Case: Estes Forwarding Worldwide LLC v. Cuellar, (E.D. Va. Mar. 09, 2017)
Holding: The U.S. District Court for the Eastern District of Virginia denied former employee’s motion to dismiss finding that employer sufficiently plead facts to assert violations of Computer Fraud and Abuse Act and the Stored Communications Act.
Employment Counsel: State and Federal laws protect computer and other electronically stored information from unauthorized computer access. Employers must establish, maintain, and monitor employee access to such electronic databases and ensure that at termination of employment, access is terminated. Further, employment agreements should specifically identify post-employment restrictions to any employment related electronically stored information. Finally, there are numerous state and federal laws protecting trade secrets and electronically stored information. Employers should be aware of such laws and utilize them to protect their confidential information.
Case Summary: In 2010, Marcelo Cuellar, the defendant, began working for the plaintiff, Estes Forwarding Worldwide LLC (“EFW”) in its San Francisco operations unit. As part of his employment, Cuellar created a Google Drive account (“the account”) that he and other EFW employees used to record daily company transactions. EFW considered these recordings to be trade secrets. In February 2015, EFW fired Cuellar. He subsequently went to work for a competitor. However, a year after his termination, Cuellar accessed the EFW account, downloaded information from it, and changed its password. Google notified EFW about the unauthorized access, which then prompted EFW to pursue a costly investigation to discover the identity of the unauthorized user.
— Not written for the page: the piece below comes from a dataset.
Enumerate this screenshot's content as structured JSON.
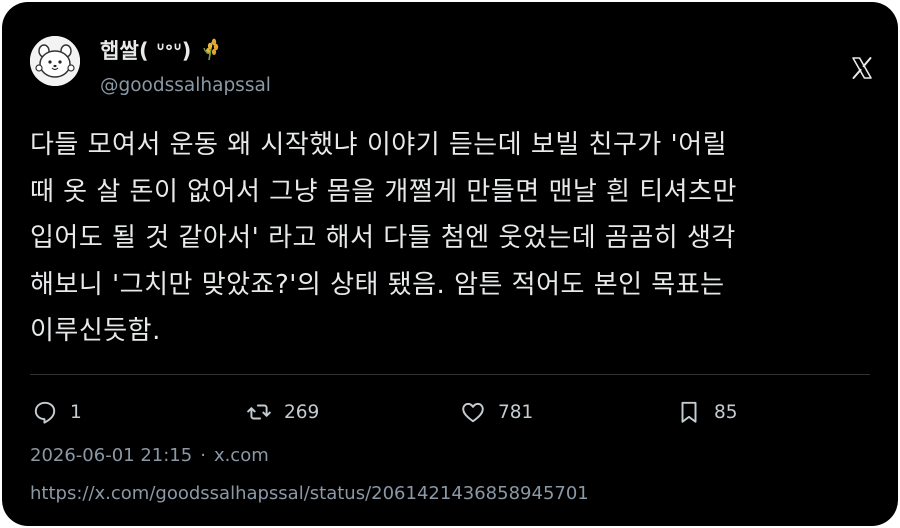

Upon discovering that the user was Cuellar, EFW filed a complaint against him alleging eight (8) causes of action, including: (1) breach of contract (confidentiality agreement); (2) violations of the Computer Fraud and Abuse Act (“CFAA”); (3) violation of the Defend Trade Secrets Act of 2016; (4) violation of the Stored Communications Act; (5) misappropriation of trade secrets pursuant to VA Code Ann. §§59.1-336; (6) violation of Virginia Computer Crimes Act; and (7) seeking preliminary and permanent injunction.
Cueller filed a motion to dismiss challenging the CFAA and SCA causes of action.
The court held that in order to establish that Cuellar violated the CFAA and the SCA, EFW had to show that Cuellar’s use of the Google account that he helped create was unauthorized or exceeded his authorization. Cuellar argued that his access to the account was authorized because when a person provides personal information to create an account with Google, it is the service provider, not the employer, who grants authorization for account access. The court, however, pointed out that Cuellar created the account while “acting in the course and scope of his employment and for the benefit of EFW, not for personal use.” It then pointed to the Fourth Circuit’s reasoning that a person “exceeds authorized access” when “he has approval to access a computer, but uses his access to obtain or alter information that falls outside the bounds of his approved access.” Since the account was not Cuellar’s personal account, but rather created in the scope of his employment and used for EFW’s benefit, the court reasoned that Cuellar’s access to it post-employment was unauthorized.
For additional information about unauthorized computer access, and about this case or other employment law matters, please contact Merritt Green at email@example.com or (703)556-6505. Mr. Green leads General Counsel, P.C.’s Employment Law Practice and has been representing employers (and occasionally employees) for over 19 years.